I knew the windows must overlook the arena I had just looked down on.  I thought that with the help of my flashlight I might scare out a picture even if I couldn't quite see what I was photographing.  I descended into the darrkness, testing the floor with my toe.  I was three stories up, in a dark passage, and I knew nothing of the floor and wondered about rats. Slowly my eyes adjusted.

This image was exposed for 30 seconds at f/18, ISO 800 with a flashlight continually painting light over the scene. 

Saturday, March 2, 2013

The Old Mill No.2: An Area Like an Arena

PHOTOGRAPHER'S JOURNAL:  "A Day at the Mill, Pt.2":  I tried not to look too eager to get on with my shooting as I left my new friend and his clean-up task. Near where the trailer stood, the long basilica was bisected by something that felt like a transept, though it only extended in one direction. It had the lure of complexity, almost like entering into an intricate machine. 

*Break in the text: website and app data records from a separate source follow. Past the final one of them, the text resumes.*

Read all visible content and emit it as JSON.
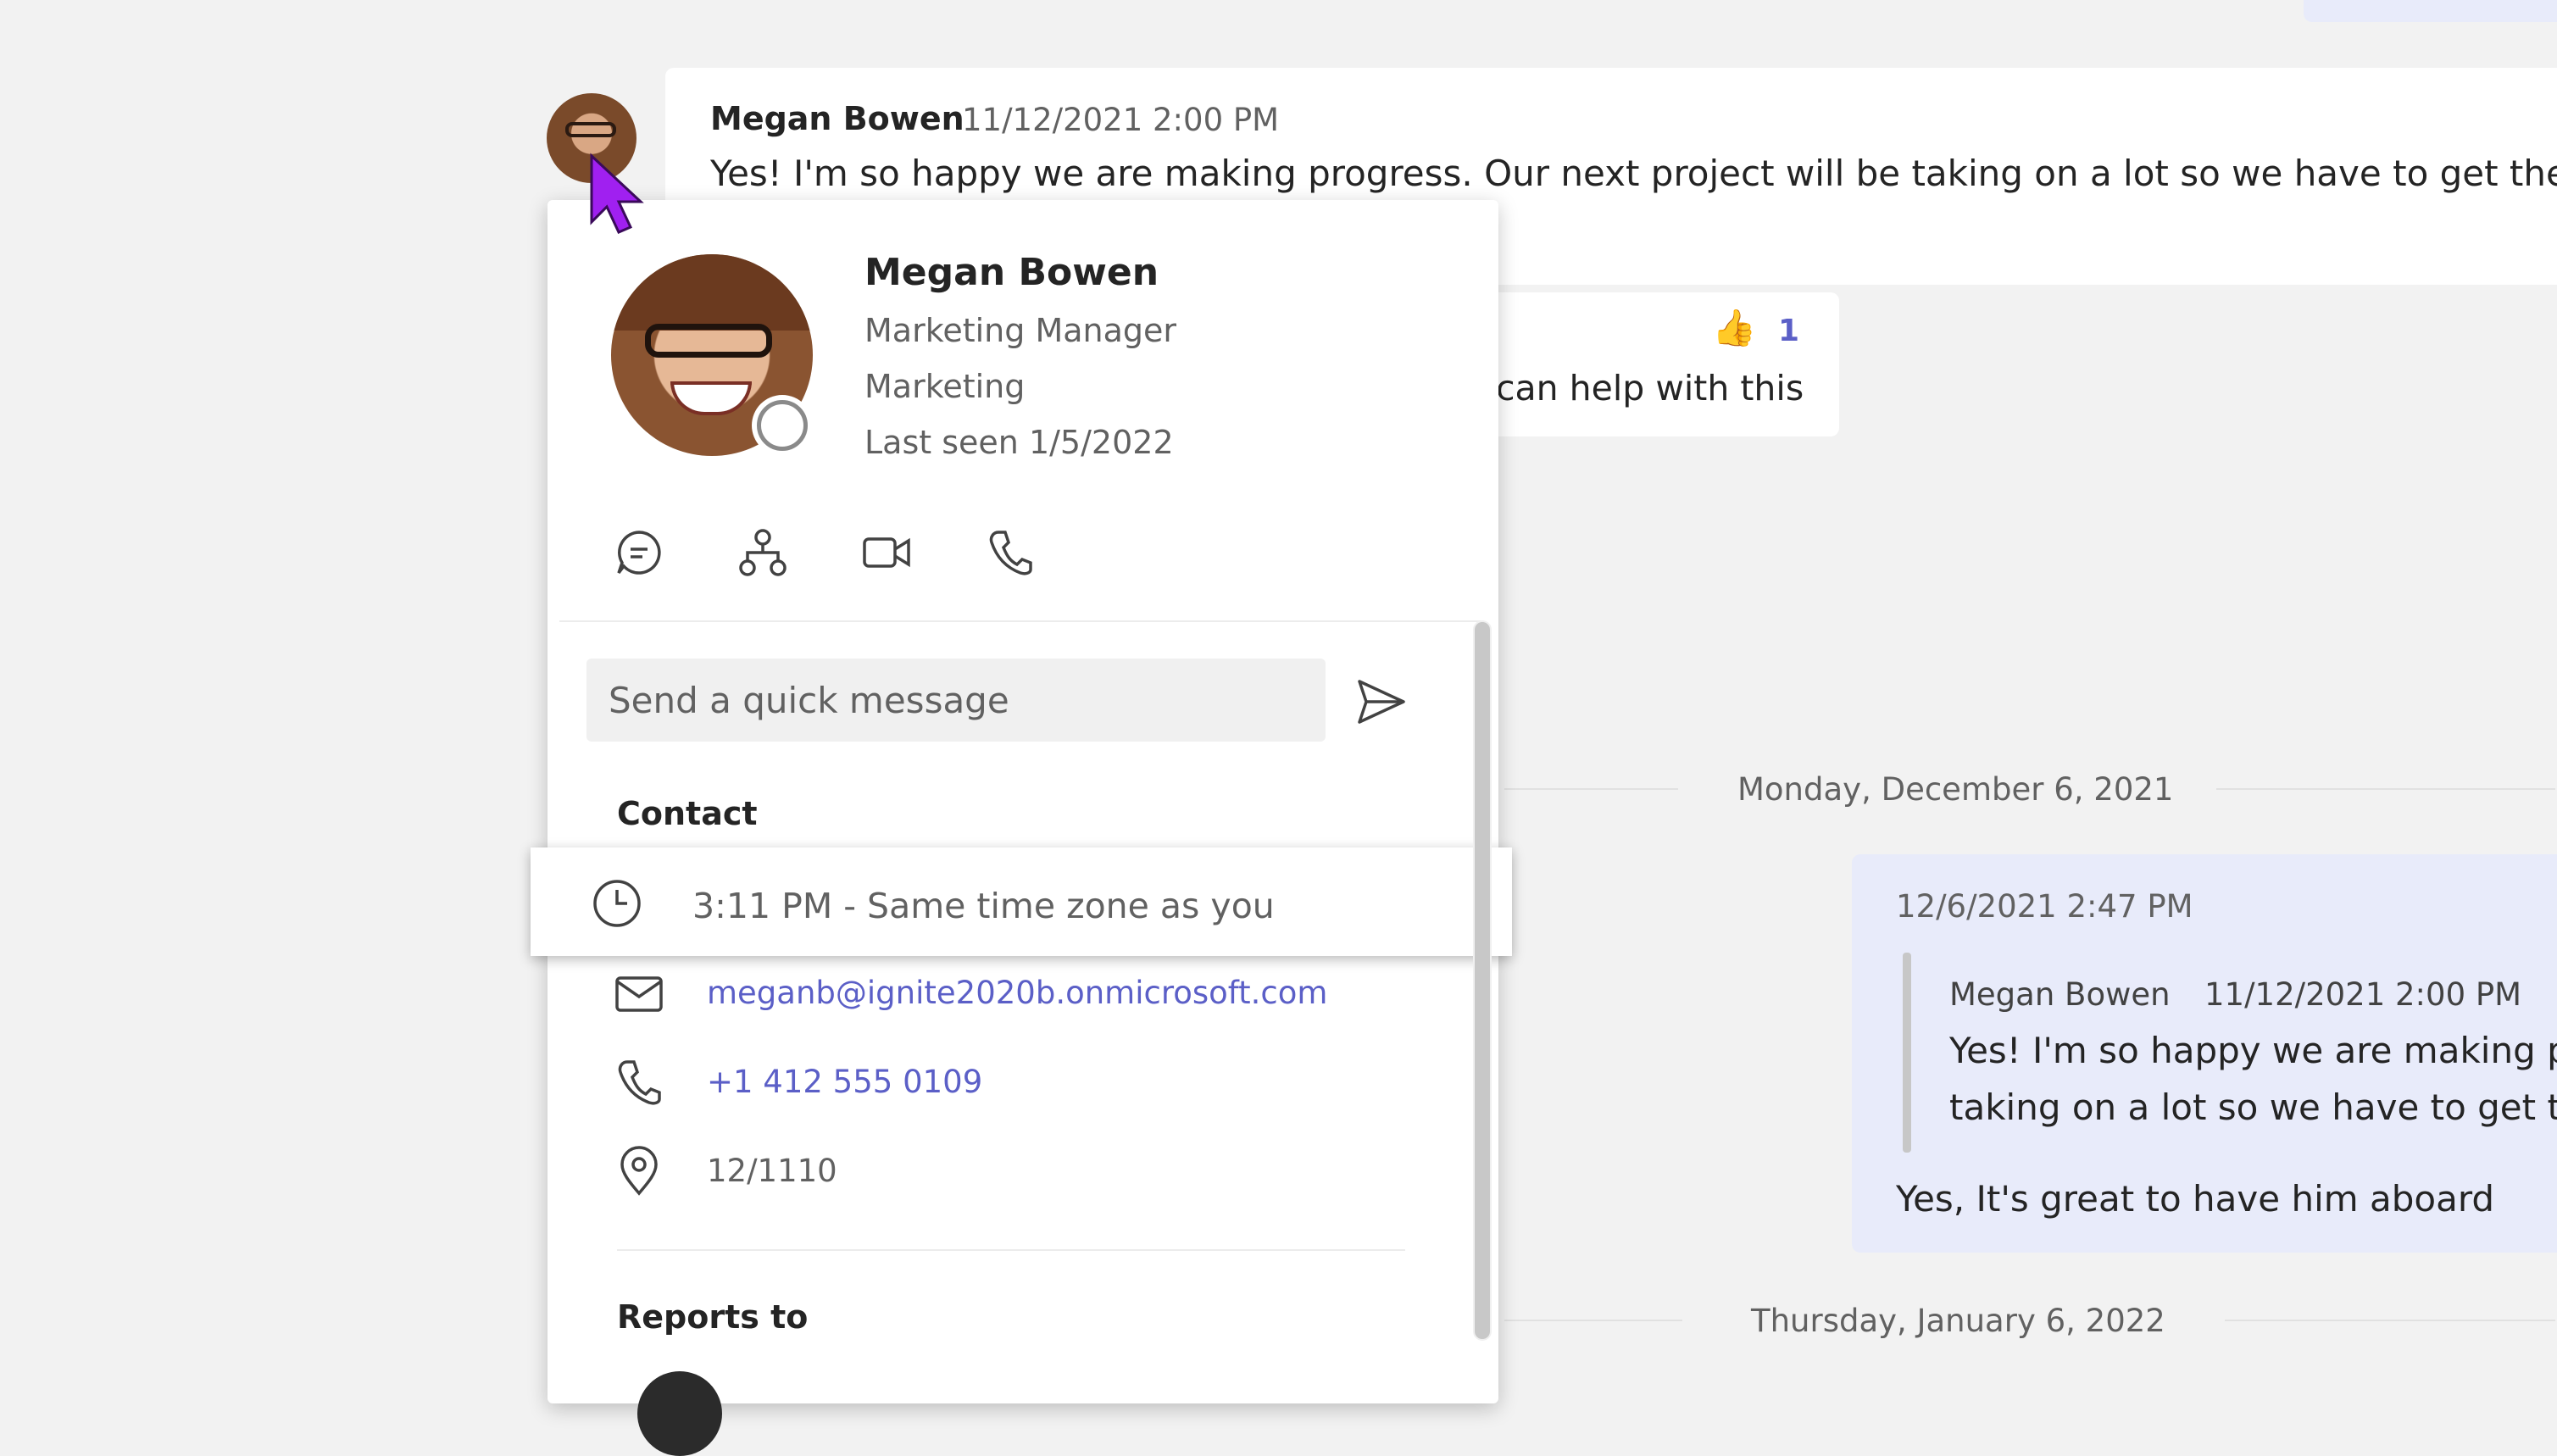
{
  "background_chat": {
    "message": {
      "sender": "Megan Bowen",
      "time": "11/12/2021 2:00 PM",
      "body": "Yes! I'm so happy we are making progress. Our next project will be taking on a lot so we have to get the bal"
    },
    "reply": {
      "reaction_emoji": "👍",
      "reaction_count": "1",
      "text": "can help with this"
    },
    "date_divider_1": "Monday, December 6, 2021",
    "my_message": {
      "time": "12/6/2021 2:47 PM",
      "quote_sender": "Megan Bowen",
      "quote_time": "11/12/2021 2:00 PM",
      "quote_line_1": "Yes! I'm so happy we are making pr",
      "quote_line_2": "taking on a lot so we have to get th",
      "text": "Yes, It's great to have him aboard"
    },
    "date_divider_2": "Thursday, January 6, 2022"
  },
  "profile_card": {
    "name": "Megan Bowen",
    "title": "Marketing Manager",
    "department": "Marketing",
    "last_seen": "Last seen 1/5/2022",
    "presence_color": "#8a8a8a",
    "actions": [
      "chat-icon",
      "org-chart-icon",
      "video-call-icon",
      "phone-call-icon"
    ],
    "quick_message_placeholder": "Send a quick message",
    "contact_heading": "Contact",
    "local_time": "3:11 PM - Same time zone as you",
    "email": "meganb@ignite2020b.onmicrosoft.com",
    "phone": "+1 412 555 0109",
    "location": "12/1110",
    "reports_to_heading": "Reports to"
  },
  "colors": {
    "accent": "#5b5fc7",
    "my_bubble": "#e8ebfa",
    "cursor": "#a020f0"
  }
}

I climbed up a half flight of metal stairs to a metal deck beneath a tangle of ducts, pipes, conduits, and wires snaking where they could to cross around the transept opening. One duct looked large enough for a person to walk upright inside. Stairs scaled the walls through the anatomy of infrastructure and architecture; catwalks disappeared into unknown interiors beyond walls, pipes, ducts and on to sundry destinations for reasons mostly forgotten. In it's last life this had been a mighty factory producing heavy machinery.

The transept extended like an arcade with windows lining both walls, and when I went to the windows I was shocked to find myself looking down two stories into an area like an arena piled with more factory equipment. The space was two bays wide and longer than I could see.  Thirty and forty ton cranes straddled both bays. Whatever once went on here was big.  Now it looked like a tag sale of decommissioned manufacturing might.

Friday, March 1, 2013

The Old Mill

PHOTOGRAPHER'S JOURNAL:  "A Day at the Mill, Pt.1":

I used all my powers to persuade the man to let me photograph the old factory sheds.  I followed him into the building as I made my case until we stood halfway down a long basilica-like space where a trailer served as his office.  The sheds come together at odd angles and were encrusted with rusted barnacles of past operations and promised a funhouse of adventure. He explained, the new owner had hired him to clean up.

He was alone, one man in a space the size of several football fields and loaded with equipment, some rusting and dead and some that looked like it must be the rummaged booty of failed corporations now dissolved and bankrupt.  The ceiling was leaking and the floors were greasy. He warned, "Gotta watch out for falling glass." In all directions the room seemed to disappear into shadows. There were places where stairs disappeared below the floor into darkness that I would never dare to enter.  Was that part of his job?  I also saw other dark doorways at grade level and off of catwalks high in the rafters.  I hoped he had a big crew coming. He considered my request slowly while he told me about other places he had worked and things he had done. He didn't seem at all busy. "Sure," he said finally, "you can shoot."